The US firm estimated the alterations to its core algorithm would make a difference to about 35% of searches.
The changes try to make results more relevant and beef up features which Google believes set it apart from rivals.
By contrast, Microsoft's Bing search engine emphasises social search.
"Search results, like warm cookies right out of the oven or cool refreshing fruit on a hot summer's day, are best when they're fresh," wrote Google fellow Amit Singhal in a blogpost explaining the changes.
The under-the-hood changes sought to understand whether a searcher wants results "from the last week, day or even minute" said Mr Singhal.
The update is supposed to offer a better guess of how "fresh" the results should be.
For instance, said Mr Singhal, anyone searching for information about the "Occupy Oakland protests" would probably want up to the minute news.
These need to be distinguished from searches for regular events such as sports results or company reports.
Other types of searches could call on older results, he said. Those looking for a recipe to make tomato sauce for pasta quickly would be happy with a page that is a few months or years old.
The update to improve the "freshness" of results builds on the big update made to the underlying infrastructure of Google's core indexing system in August 2010 known as Caffeine.

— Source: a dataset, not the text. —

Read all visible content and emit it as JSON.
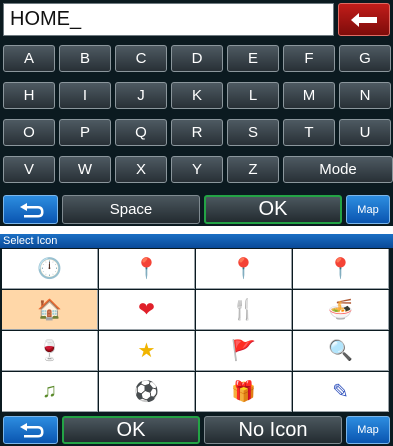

That change made it easier for Google to keep its index up to date and to add new sources of information.
Writing on the Search Engine Land news site, analyst Danny Sullivan described the changes as "huge". The last big update to the Google algorithm, known as Panda, affected only 12% of searches.
The update could have potential disadvantages, warned Mr Sullivan.
"Rewarding freshness potentially introduces huge decreases in relevancy, new avenues for spamming or getting "light" content in," said Mr Sullivan.